What Is It?

A new RobbinHood ransomware variant makes use of a benign Windows driver file containing a known vulnerability. In this case, the ransomware exploits this vulnerability in order to kill running processes and files of various endpoint security software, allowing the ransomware component to run unhindered.

It’s a good example of the continuous evolution and innovation of malicious attackers in order to ensure their malware is able to evade detection by various security products and infrastructure. Most often, these efforts are directed towards evasion of detection on the endpoint itself. In recent days, numerous reports have referenced research detailed by Sophos into a new example of endpoint detection evasion.

To be effective, Windows security products take steps to ensure their running process cannot simply be terminated by other processes and users. This can only be achieved by utilizing kernel mode drivers, which execute with the highest privilege levels. To limit the possibility of malicious kernel mode drivers being loaded, 64-bit versions of Windows Microsoft implemented what they call “driver signature enforcement,” which requires that the driver must be digitally signed by both the vendor and Microsoft themselves.

However, a driver created by Gigabyte, the well-known Taiwanese manufacturer of motherboards and graphics cards, contains a known vulnerability (CVE-2018-19320). This vulnerability, along with proof-of-concept code was made public in late 2018. Despite the time which has passed since this public disclosure, the digital signing certificate had not been revoked, therefore the driver was still considered valid by Windows.

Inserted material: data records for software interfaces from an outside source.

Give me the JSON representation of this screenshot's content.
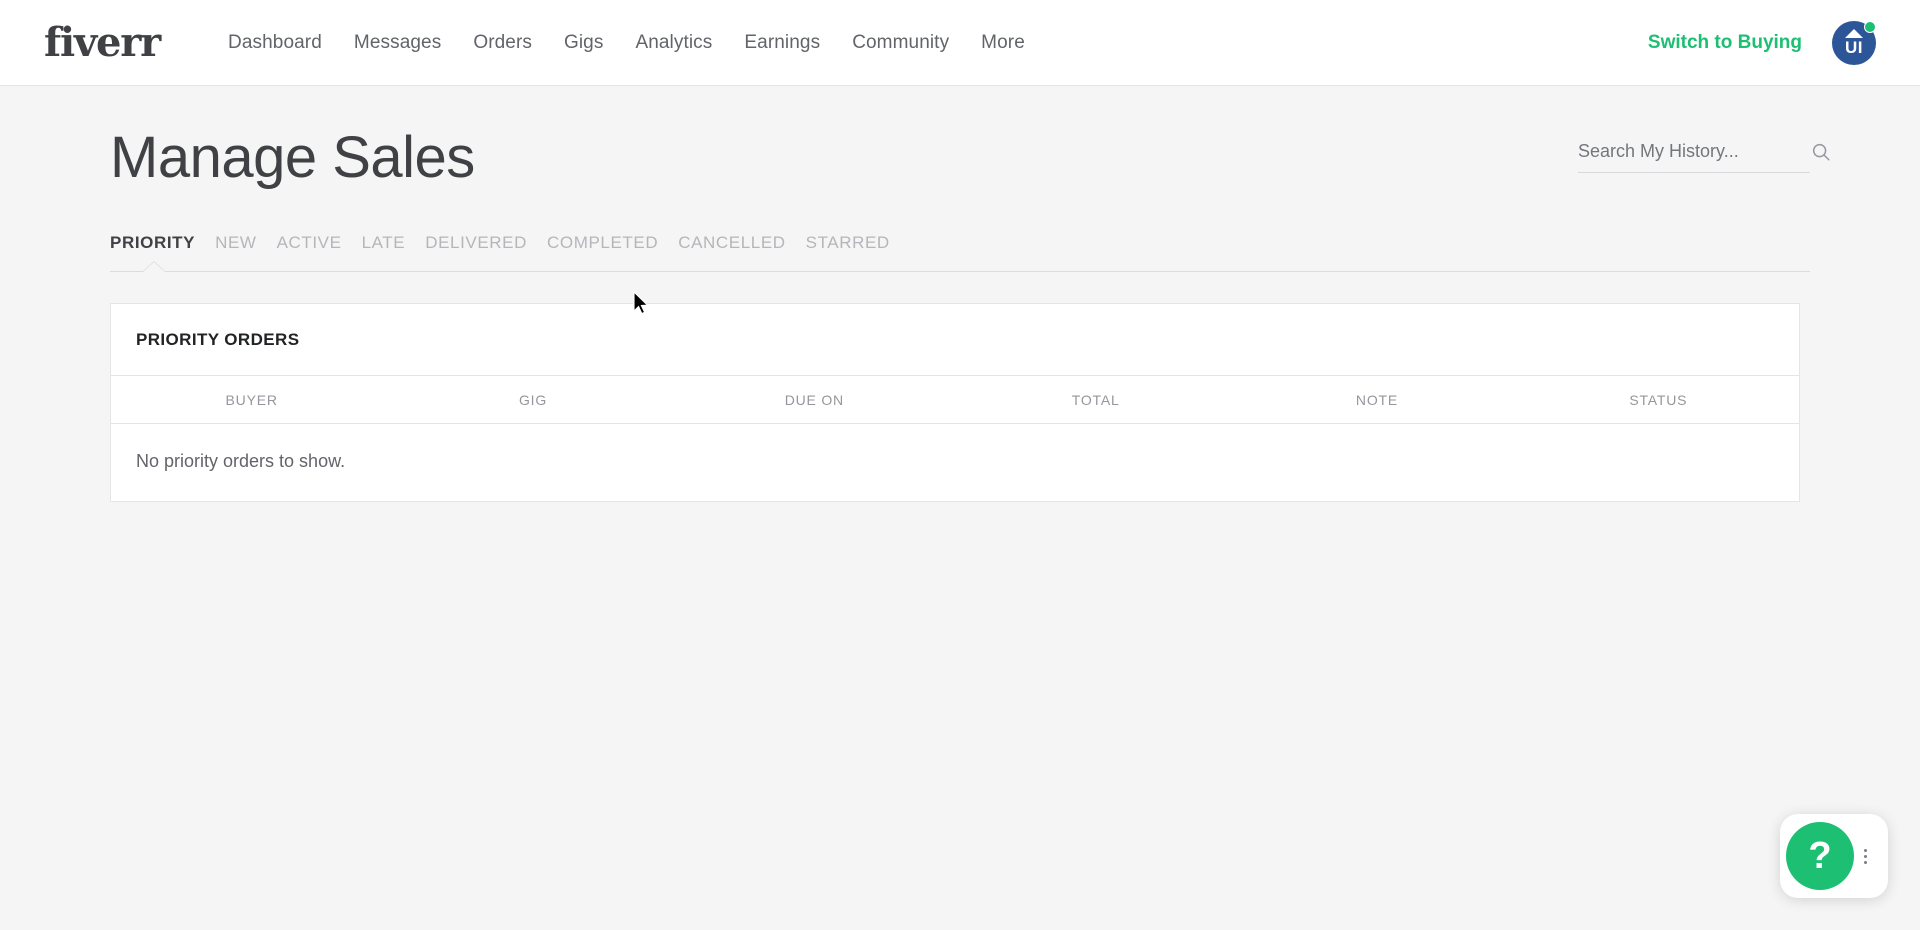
{
  "header": {
    "logo_text": "fiverr",
    "nav_items": [
      {
        "label": "Dashboard"
      },
      {
        "label": "Messages"
      },
      {
        "label": "Orders"
      },
      {
        "label": "Gigs"
      },
      {
        "label": "Analytics"
      },
      {
        "label": "Earnings"
      },
      {
        "label": "Community"
      },
      {
        "label": "More"
      }
    ],
    "switch_label": "Switch to Buying",
    "avatar_initials": "UI",
    "avatar_bg": "#2d5699",
    "status_color": "#1dbf73"
  },
  "page": {
    "title": "Manage Sales"
  },
  "search": {
    "value": "",
    "placeholder": "Search My History...",
    "icon": "search-icon"
  },
  "tabs": {
    "active_index": 0,
    "items": [
      {
        "label": "PRIORITY"
      },
      {
        "label": "NEW"
      },
      {
        "label": "ACTIVE"
      },
      {
        "label": "LATE"
      },
      {
        "label": "DELIVERED"
      },
      {
        "label": "COMPLETED"
      },
      {
        "label": "CANCELLED"
      },
      {
        "label": "STARRED"
      }
    ]
  },
  "orders_card": {
    "title": "PRIORITY ORDERS",
    "columns": [
      {
        "label": "BUYER"
      },
      {
        "label": "GIG"
      },
      {
        "label": "DUE ON"
      },
      {
        "label": "TOTAL"
      },
      {
        "label": "NOTE"
      },
      {
        "label": "STATUS"
      }
    ],
    "rows": [],
    "empty_message": "No priority orders to show."
  },
  "help_widget": {
    "button_label": "?",
    "button_color": "#1dbf73",
    "menu_icon": "kebab-menu-icon"
  },
  "colors": {
    "accent_green": "#1dbf73",
    "page_bg": "#f5f5f5",
    "card_bg": "#ffffff",
    "border": "#e4e5e7",
    "text_primary": "#404145",
    "text_muted": "#95979d"
  }
}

By exploiting the vulnerability, attackers were able to temporarily disable driver signature enforcement and load their own malicious driver. Once the malicious driver is loaded, it uses a hardcoded list of security product processes to terminate and then it deletes the files associated with those process, so they cannot be restarted. At this point, the ransomware payload is free to encrypt files.

The Gigabyte driver used in this attack is not the only driver with a vulnerability of this type, so there is the potential for other attackers to attempt to use a similar technique. Again, this technique attempts to evade endpoint detection and protection mechanisms, BluVector’s real-time, network-based detection efficacy is not impacted.

How Does It Propagate?

The RobbinHood malware does not contain the necessary code to self-propagate. The most common attack vector for ransomware is social engineering, either as malicious attachments or downloads performed by malicious documents.

When/How Did BluVector Detect It?

There are three malicious samples related to this malware, BluVector’s patented Machine Learning Engine (MLE) detected them all. Regression testing has shown these samples would have been detected an average of 56 months prior to their release. The main malicious sample contains the other two malicious samples within itself and this sample would have been detected 75 months prior to its release.